Taking a loan from the banks to buy a property or other things should be without a problem provided that it is done in accordance with one of the aforesaid contracts. However, if it took the form of a riba-bearing loan, it is Haram as a matter of a religious duty. Yet, the loan contract is concluded; the borrowed money can be had by the borrower, who should, as a result, have the right to use it and to possess whatever is bought with this money.
Q1907. Is the interest taken by the banks in the Islamic Republic on loans granted to people to buy property or livestock, agriculture etc. Halal?
A: If it were true that the banks grant these amounts for building or buying property or other purposes under the title of loan, there would be no doubt that the paid interest was Haram according to shar. Therefore, the banks would have no right to demand payment of such interest.

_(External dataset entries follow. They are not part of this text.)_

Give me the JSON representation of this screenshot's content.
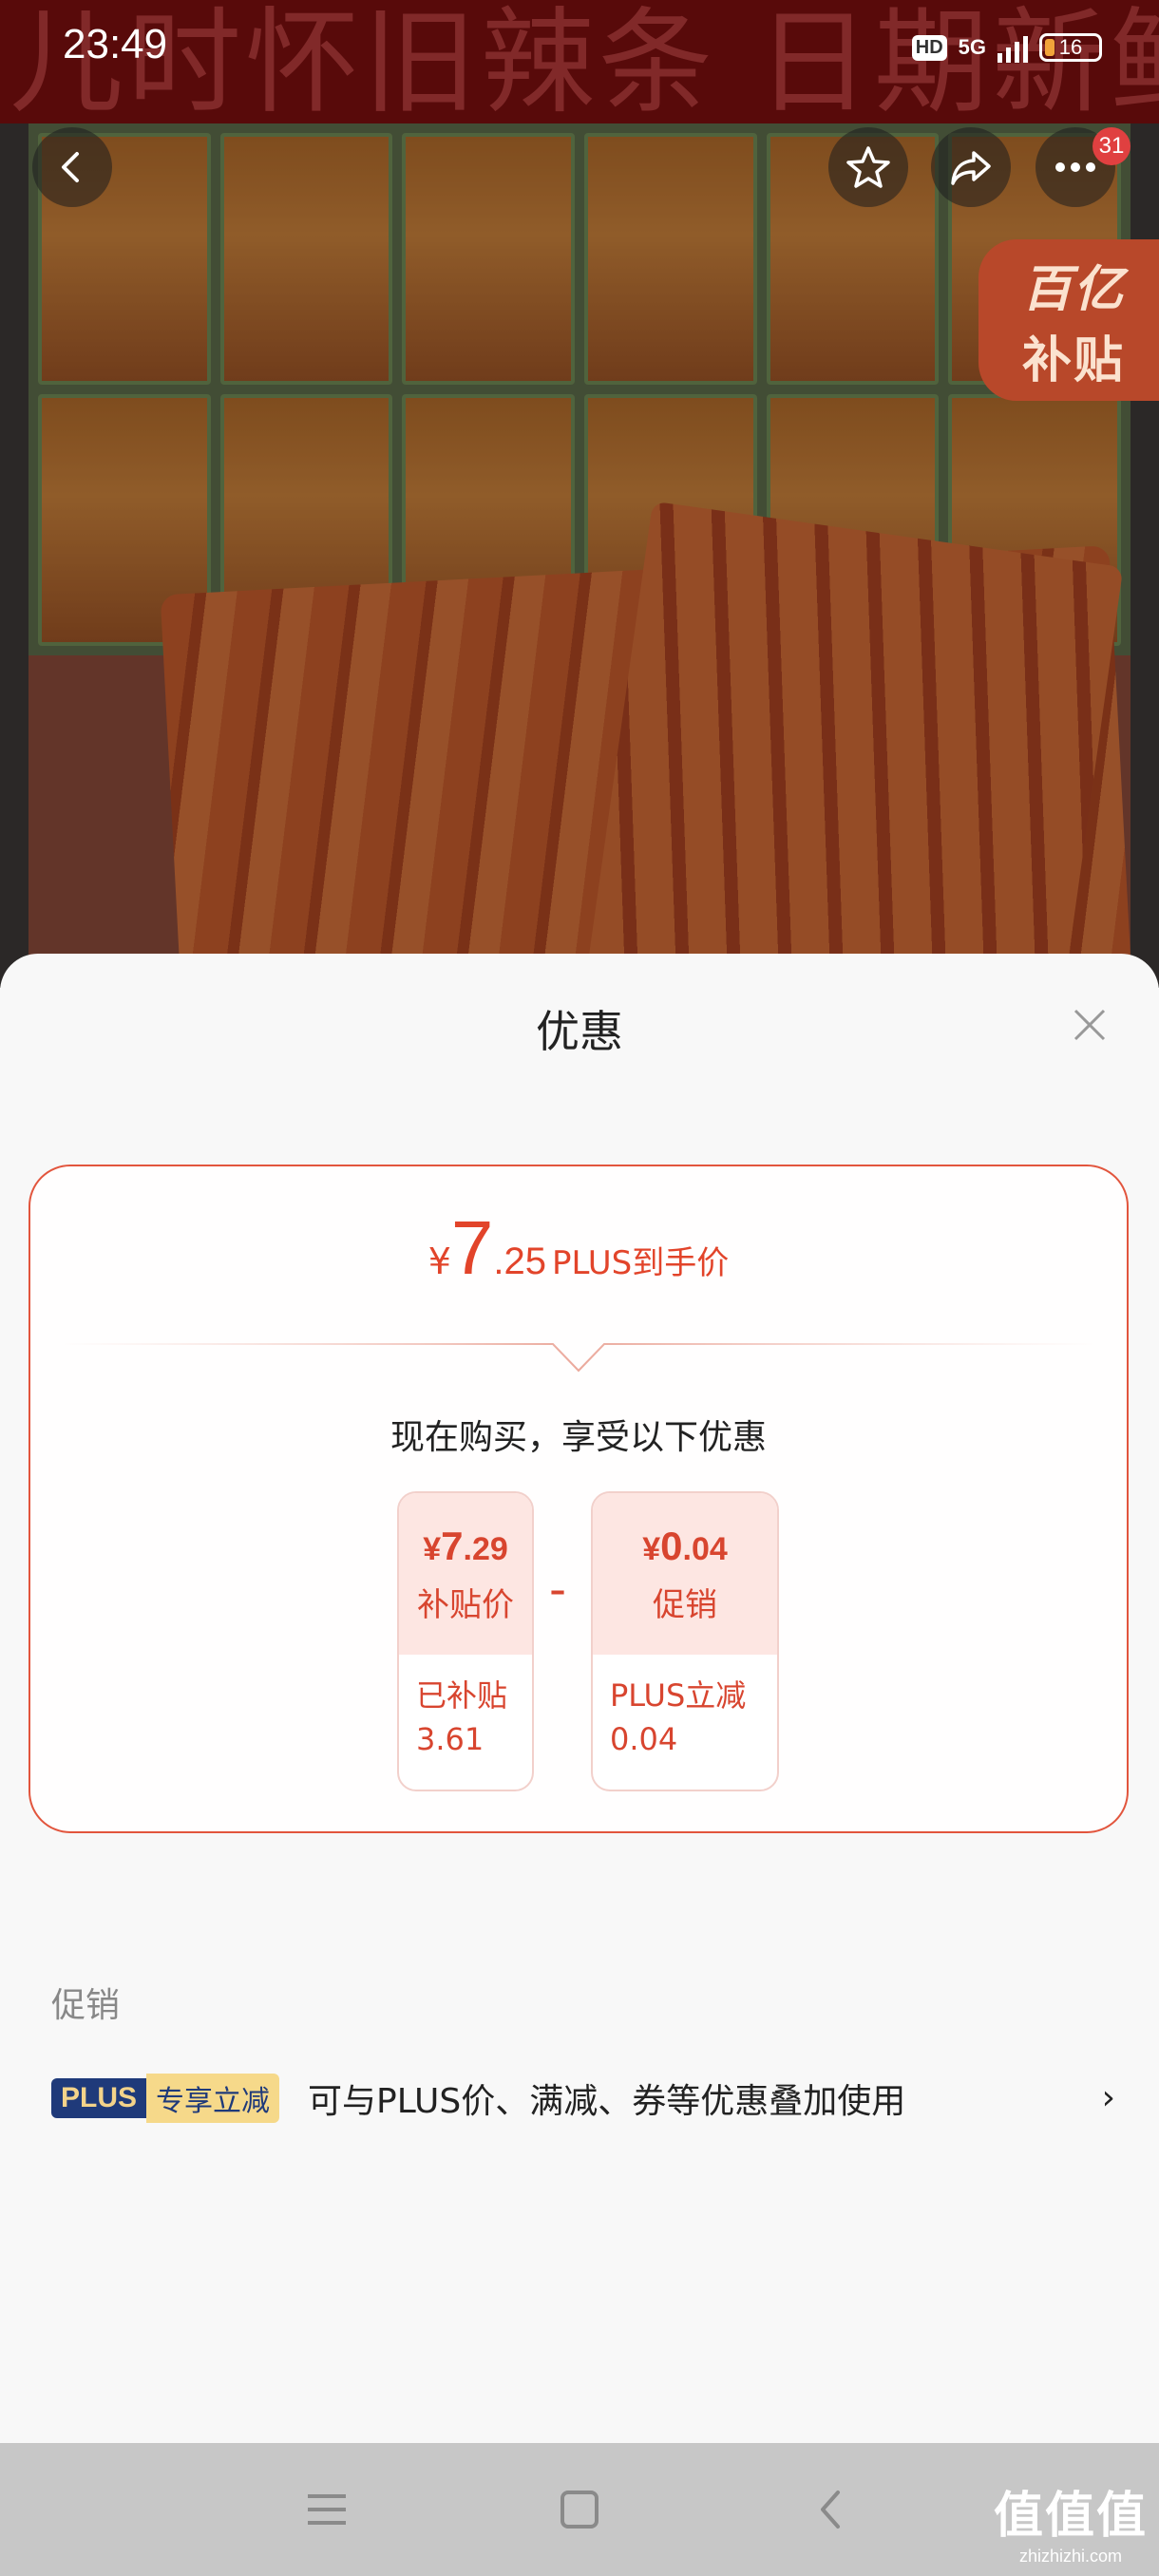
{
  "status_bar": {
    "time": "23:49",
    "hd": "HD",
    "network": "5G",
    "battery": "16"
  },
  "product_image": {
    "banner_text": "儿时怀旧辣条 日期新鲜",
    "subsidy_badge_line1": "百亿",
    "subsidy_badge_line2": "补贴",
    "message_count": "31"
  },
  "sheet": {
    "title": "优惠",
    "final_price": {
      "currency": "¥",
      "integer": "7",
      "decimal": ".25",
      "label": "PLUS到手价"
    },
    "subtitle": "现在购买，享受以下优惠",
    "breakdown": [
      {
        "currency": "¥",
        "integer": "7",
        "decimal": ".29",
        "label": "补贴价",
        "detail_line1": "已补贴",
        "detail_line2": "3.61"
      },
      {
        "currency": "¥",
        "integer": "0",
        "decimal": ".04",
        "label": "促销",
        "detail_line1": "PLUS立减",
        "detail_line2": "0.04"
      }
    ],
    "operator": "-",
    "promo_section": {
      "heading": "促销",
      "tag_plus": "PLUS",
      "tag_exclusive": "专享立减",
      "description": "可与PLUS价、满减、券等优惠叠加使用",
      "chevron": "›"
    }
  },
  "watermark": {
    "line1": "值值值",
    "line2": "zhizhizhi.com"
  },
  "colors": {
    "accent": "#e2442a",
    "plus_tag_bg": "#1f3a7a",
    "plus_tag_gold": "#f6d98a"
  }
}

However, banks give the money, apparently, according to one of a host of shari contracts, such as silent partnership, partnership, jualah, or rent.
For example, one way could be that the bank shares the property as a partner by paying part of the constructing expenditure. The bank then sells its share to the other partner to be paid by the latter by installments within, say, twenty years. Another way could be by renting the property to the other partner for a given period of time and rent. Accordingly, there is no problem in taking the money or paying the mark-up which the bank puts for such a transaction. Thus, such transactions have nothing to do with the loan granting and the interest levied thereof.

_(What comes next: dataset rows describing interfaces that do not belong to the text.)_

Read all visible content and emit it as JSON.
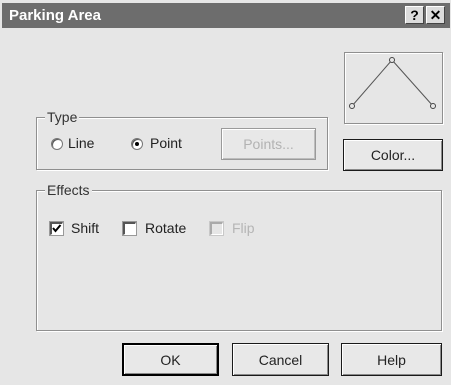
{
  "window": {
    "title": "Parking Area",
    "help_glyph": "?",
    "close_glyph": "✕"
  },
  "type_group": {
    "label": "Type",
    "option_line": "Line",
    "option_point": "Point",
    "selected": "Point",
    "points_button": "Points..."
  },
  "color_button": "Color...",
  "effects_group": {
    "label": "Effects",
    "shift": "Shift",
    "rotate": "Rotate",
    "flip": "Flip",
    "shift_checked": true,
    "rotate_checked": false,
    "flip_checked": false,
    "flip_enabled": false
  },
  "buttons": {
    "ok": "OK",
    "cancel": "Cancel",
    "help": "Help"
  },
  "preview": {
    "icon": "polyline-preview-icon"
  }
}
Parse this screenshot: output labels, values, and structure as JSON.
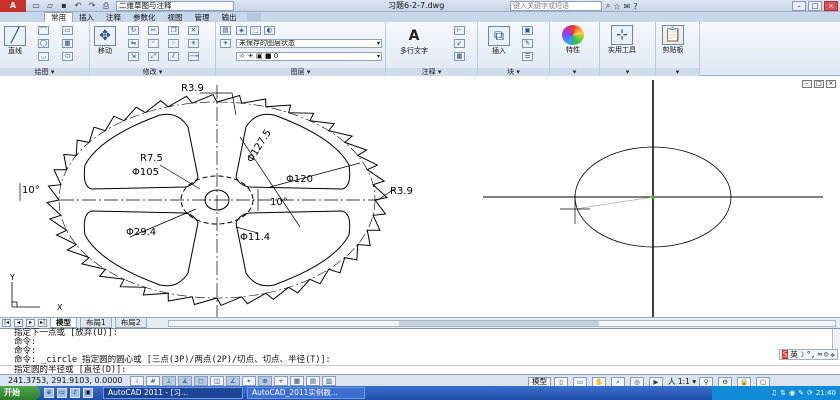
{
  "title_bar": {
    "app_logo": "A",
    "workspace": "二维草图与注释",
    "document": "习题6-2-7.dwg",
    "help_search_placeholder": "键入关键字或短语",
    "window_buttons": [
      "–",
      "□",
      "×"
    ]
  },
  "ribbon": {
    "tabs": [
      "常用",
      "插入",
      "注释",
      "参数化",
      "视图",
      "管理",
      "输出"
    ],
    "active_tab": "常用",
    "panels": {
      "draw": {
        "footer": "绘图 ▾",
        "line_label": "直线"
      },
      "modify": {
        "footer": "修改 ▾",
        "move_label": "移动"
      },
      "layers": {
        "footer": "图层 ▾",
        "layer_state": "未保存的图层状态",
        "current_layer": "0"
      },
      "annotation": {
        "footer": "注释 ▾",
        "mtext_label": "多行文字"
      },
      "block": {
        "footer": "块 ▾",
        "insert_label": "插入"
      },
      "properties": {
        "label": "特性"
      },
      "utilities": {
        "label": "实用工具"
      },
      "clipboard": {
        "label": "剪贴板"
      }
    }
  },
  "drawing": {
    "dimensions": {
      "r_top": "R3.9",
      "phi_127_5": "Φ127.5",
      "r7_5": "R7.5",
      "phi105": "Φ105",
      "phi120": "Φ120",
      "angle_left": "10°",
      "angle_center": "10°",
      "r_right": "R3.9",
      "phi29_4": "Φ29.4",
      "phi11_4": "Φ11.4"
    },
    "ucs": {
      "x": "X",
      "y": "Y"
    }
  },
  "layout_tabs": [
    "模型",
    "布局1",
    "布局2"
  ],
  "command_window": {
    "lines": [
      "指定下一点或 [放弃(U)]:",
      "命令:",
      "命令:",
      "命令: _circle 指定圆的圆心或 [三点(3P)/两点(2P)/切点、切点、半径(T)]:"
    ],
    "prompt": "指定圆的半径或 [直径(D)]:",
    "ime": {
      "logo": "S",
      "lang": "英"
    }
  },
  "status_bar": {
    "coordinates": "241.3753, 291.9103, 0.0000",
    "model_label": "模型",
    "annotation_scale": "人 1:1 ▾"
  },
  "taskbar": {
    "start": "开始",
    "tasks": [
      "AutoCAD 2011 - [习...",
      "AutoCAD_2011实例教..."
    ],
    "clock": "21:40"
  }
}
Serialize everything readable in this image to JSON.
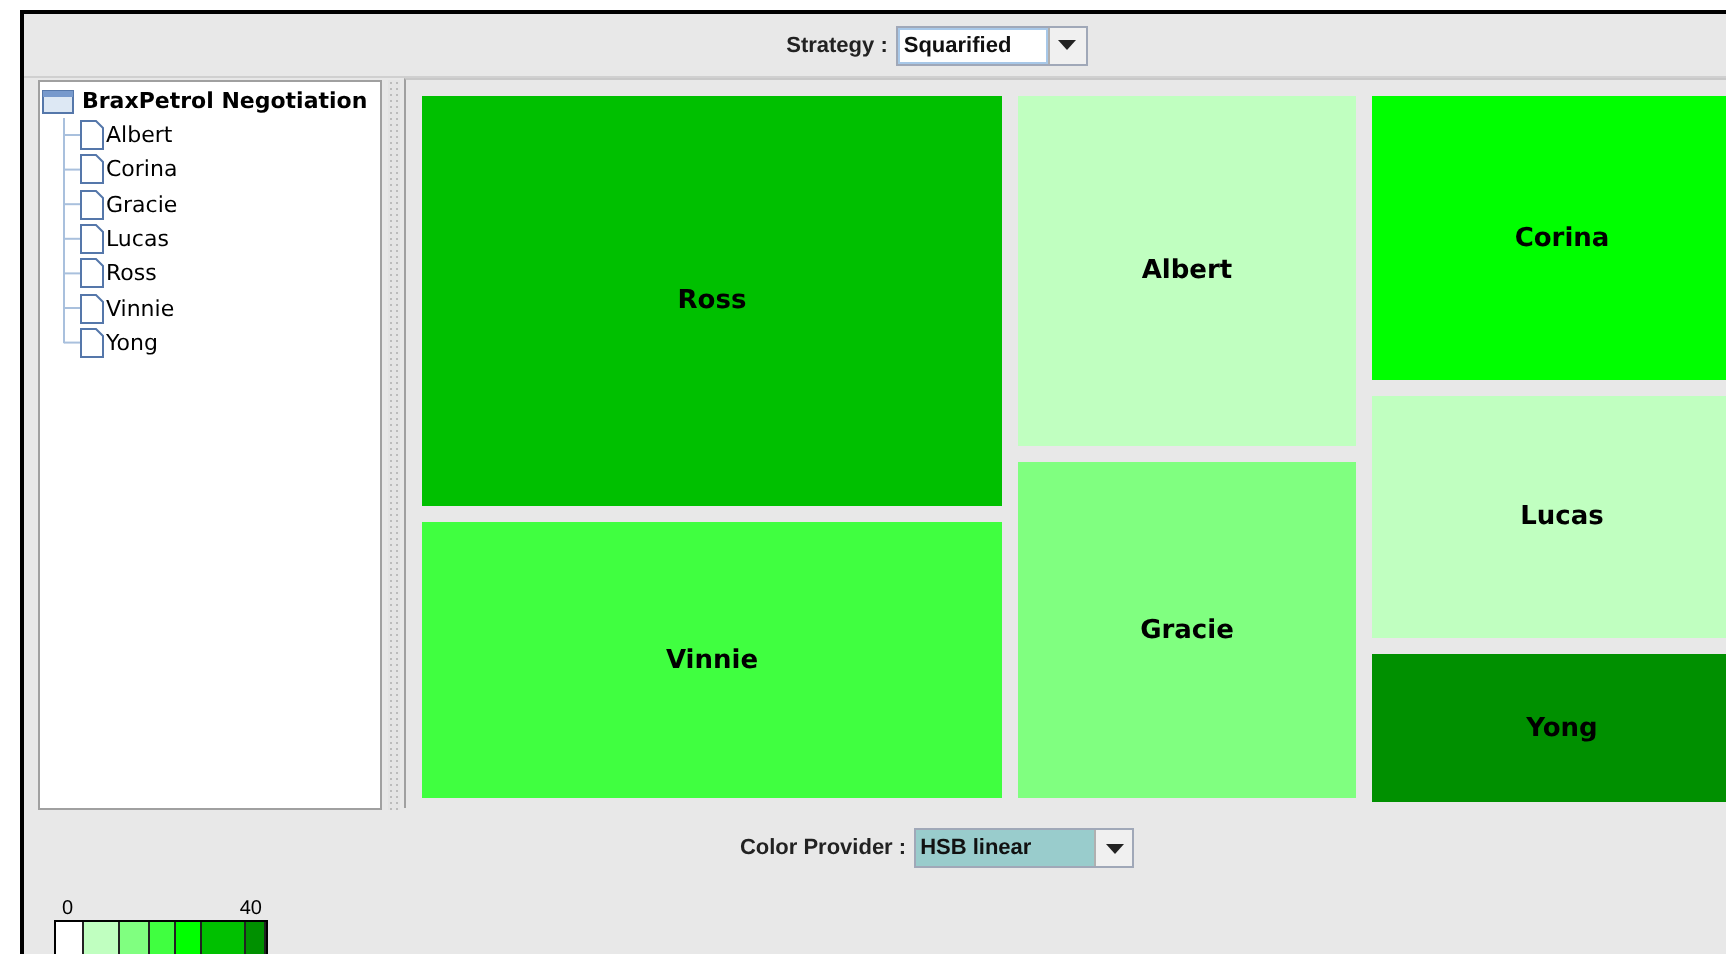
{
  "strategy": {
    "label": "Strategy :",
    "value": "Squarified"
  },
  "tree": {
    "label": "BraxPetrol Negotiation",
    "children": [
      {
        "label": "Albert"
      },
      {
        "label": "Corina"
      },
      {
        "label": "Gracie"
      },
      {
        "label": "Lucas"
      },
      {
        "label": "Ross"
      },
      {
        "label": "Vinnie"
      },
      {
        "label": "Yong"
      }
    ]
  },
  "treemap": {
    "columns": [
      {
        "cells": [
          {
            "label": "Ross",
            "color": "#00c000"
          },
          {
            "label": "Vinnie",
            "color": "#40ff40"
          }
        ]
      },
      {
        "cells": [
          {
            "label": "Albert",
            "color": "#c0ffc0"
          },
          {
            "label": "Gracie",
            "color": "#80ff80"
          }
        ]
      },
      {
        "cells": [
          {
            "label": "Corina",
            "color": "#00ff00"
          },
          {
            "label": "Lucas",
            "color": "#c0ffc0"
          },
          {
            "label": "Yong",
            "color": "#009000"
          }
        ]
      }
    ]
  },
  "color_provider": {
    "label": "Color Provider :",
    "value": "HSB linear"
  },
  "legend": {
    "min": "0",
    "max": "40",
    "swatches": [
      {
        "color": "#ffffff"
      },
      {
        "color": "#c0ffc0"
      },
      {
        "color": "#80ff80"
      },
      {
        "color": "#40ff40"
      },
      {
        "color": "#00ff00"
      },
      {
        "color": "#00c000"
      },
      {
        "color": "#009000"
      }
    ]
  }
}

Q1908. I obtained a loan to set up a joint venture. I gave half of the amount of the loan to a friend of mine and made it conditional that he would pay all the interest due to the bank. Is what I have done shari?
A: If the granting of the money by the bank was on the understanding that the bank was party to the joint venture, that both the parties were aware of, the recipient has no right to dispose of it in any other avenue, let alone lend it to a third party. The recipient should treat the money as a safe deposit with him to be used in the agreed way. Otherwise, the very money should be returned to the bank.

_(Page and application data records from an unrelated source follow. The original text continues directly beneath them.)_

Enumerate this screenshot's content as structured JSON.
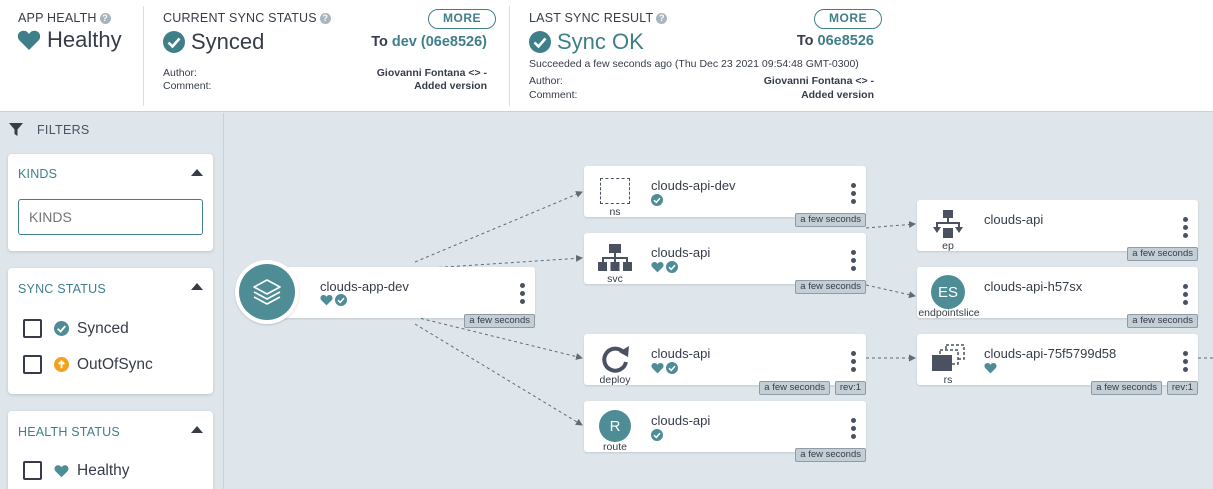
{
  "colors": {
    "accent": "#3f7f8a",
    "synced": "#4e8d96",
    "out_of_sync": "#f4a11e",
    "background": "#dee6eb"
  },
  "app_health": {
    "label": "APP HEALTH",
    "status": "Healthy",
    "icon": "heart-icon"
  },
  "current_sync": {
    "label": "CURRENT SYNC STATUS",
    "status": "Synced",
    "more_label": "MORE",
    "to_prefix": "To",
    "to_revision": "dev (06e8526)",
    "author_label": "Author:",
    "author_value": "Giovanni Fontana <> -",
    "comment_label": "Comment:",
    "comment_value": "Added version"
  },
  "last_sync": {
    "label": "LAST SYNC RESULT",
    "status": "Sync OK",
    "more_label": "MORE",
    "to_prefix": "To",
    "to_revision": "06e8526",
    "succeeded_text": "Succeeded a few seconds ago (Thu Dec 23 2021 09:54:48 GMT-0300)",
    "author_label": "Author:",
    "author_value": "Giovanni Fontana <> -",
    "comment_label": "Comment:",
    "comment_value": "Added version"
  },
  "filters": {
    "title": "FILTERS",
    "kinds": {
      "title": "KINDS",
      "placeholder": "KINDS"
    },
    "sync_status": {
      "title": "SYNC STATUS",
      "options": [
        {
          "label": "Synced",
          "icon": "check-circle-icon"
        },
        {
          "label": "OutOfSync",
          "icon": "arrow-up-circle-icon"
        }
      ]
    },
    "health_status": {
      "title": "HEALTH STATUS",
      "options": [
        {
          "label": "Healthy",
          "icon": "heart-icon"
        }
      ]
    }
  },
  "graph": {
    "app": {
      "name": "clouds-app-dev",
      "age": "a few seconds"
    },
    "nodes": {
      "ns": {
        "kind": "ns",
        "name": "clouds-api-dev",
        "age": "a few seconds"
      },
      "svc": {
        "kind": "svc",
        "name": "clouds-api",
        "age": "a few seconds"
      },
      "deploy": {
        "kind": "deploy",
        "name": "clouds-api",
        "age": "a few seconds",
        "rev": "rev:1"
      },
      "route": {
        "kind": "route",
        "name": "clouds-api",
        "age": "a few seconds",
        "icon_letter": "R"
      },
      "ep": {
        "kind": "ep",
        "name": "clouds-api",
        "age": "a few seconds"
      },
      "endpointslice": {
        "kind": "endpointslice",
        "name": "clouds-api-h57sx",
        "age": "a few seconds",
        "icon_letters": "ES"
      },
      "rs": {
        "kind": "rs",
        "name": "clouds-api-75f5799d58",
        "age": "a few seconds",
        "rev": "rev:1"
      }
    }
  }
}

Q1909. A person procured a sum of money from a bank to fund a silent partnership. However, they did so by presenting forged documents. It was agreed that the money would be returned to the bank, over a certain period of time, plus the surcharge. If the bank was unaware of the false documents, would the money be treated as a loan and the interest paid by the borrower as riba? And what is the view if the bank was aware of the falsification of documents?
A: If the validity of the silent partnership contract depended on the genuineness of the documents that were the basis of the contract, the contract would be null and void. On the assumption that the documents were false, taking receipt of the money from the bank cannot be deemed a proper way of borrowing. Nor is it deemed a silent partnership. It would, instead, be considered a procurement of money by way of illegal transaction. Thus, it should be returned to the bank together with any profits made from trading thereof. This is so if the bank was unaware of the situation. If the bank official was aware of the falsity of the papers, the money obtained should be treated as usurped property.
Q1910. Is it permissible to deposit money with a bank and authorize its officials to invest the same in any shari transaction without demanding a specific share of the profits, but on the understanding that the bank would give the investor his share of the profits every six months?
A: There is no objection to this type of deposit if the money is left with the bank with unrestricted freedom, i.e. even choosing the type of investment and specifying the investors share of the profit on their behalf. Nor is there any objection to taking the profit made by investing the money in a legal transaction. There should also be no problem if the investor was ignorant of the size of their share of the profits at the time of depositing the money.